Data to use
----------
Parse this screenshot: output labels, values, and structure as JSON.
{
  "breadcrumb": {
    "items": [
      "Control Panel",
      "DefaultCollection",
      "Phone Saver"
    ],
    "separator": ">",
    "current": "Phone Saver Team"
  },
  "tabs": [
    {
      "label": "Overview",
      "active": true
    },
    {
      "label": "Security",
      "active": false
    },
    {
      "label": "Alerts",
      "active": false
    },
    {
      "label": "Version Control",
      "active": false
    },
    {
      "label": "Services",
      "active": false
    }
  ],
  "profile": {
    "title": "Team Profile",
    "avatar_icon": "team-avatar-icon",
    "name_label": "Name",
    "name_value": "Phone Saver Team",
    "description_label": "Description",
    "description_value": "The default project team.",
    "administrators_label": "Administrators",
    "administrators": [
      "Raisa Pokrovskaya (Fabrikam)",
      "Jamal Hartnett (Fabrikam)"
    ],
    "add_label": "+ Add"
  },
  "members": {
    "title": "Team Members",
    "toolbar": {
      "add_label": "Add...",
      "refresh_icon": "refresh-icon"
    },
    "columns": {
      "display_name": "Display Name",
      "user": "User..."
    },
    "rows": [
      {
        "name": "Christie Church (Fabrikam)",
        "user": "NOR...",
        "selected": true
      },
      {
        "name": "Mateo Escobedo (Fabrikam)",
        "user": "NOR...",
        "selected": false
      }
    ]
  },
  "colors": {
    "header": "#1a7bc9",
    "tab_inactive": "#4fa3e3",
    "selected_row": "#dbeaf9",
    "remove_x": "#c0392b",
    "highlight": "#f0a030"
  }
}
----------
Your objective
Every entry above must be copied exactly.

Your response
Parse this screenshot: output labels, values, and structure as JSON.
{
  "breadcrumb": {
    "items": [
      "Control Panel",
      "DefaultCollection",
      "Phone Saver"
    ],
    "separator": ">",
    "current": "Phone Saver Team"
  },
  "tabs": [
    {
      "label": "Overview",
      "active": true
    },
    {
      "label": "Security",
      "active": false
    },
    {
      "label": "Alerts",
      "active": false
    },
    {
      "label": "Version Control",
      "active": false
    },
    {
      "label": "Services",
      "active": false
    }
  ],
  "profile": {
    "title": "Team Profile",
    "avatar_icon": "team-avatar-icon",
    "name_label": "Name",
    "name_value": "Phone Saver Team",
    "description_label": "Description",
    "description_value": "The default project team.",
    "administrators_label": "Administrators",
    "administrators": [
      "Raisa Pokrovskaya (Fabrikam)",
      "Jamal Hartnett (Fabrikam)"
    ],
    "add_label": "+ Add"
  },
  "members": {
    "title": "Team Members",
    "toolbar": {
      "add_label": "Add...",
      "refresh_icon": "refresh-icon"
    },
    "columns": {
      "display_name": "Display Name",
      "user": "User..."
    },
    "rows": [
      {
        "name": "Christie Church (Fabrikam)",
        "user": "NOR...",
        "selected": true
      },
      {
        "name": "Mateo Escobedo (Fabrikam)",
        "user": "NOR...",
        "selected": false
      }
    ]
  },
  "colors": {
    "header": "#1a7bc9",
    "tab_inactive": "#4fa3e3",
    "selected_row": "#dbeaf9",
    "remove_x": "#c0392b",
    "highlight": "#f0a030"
  }
}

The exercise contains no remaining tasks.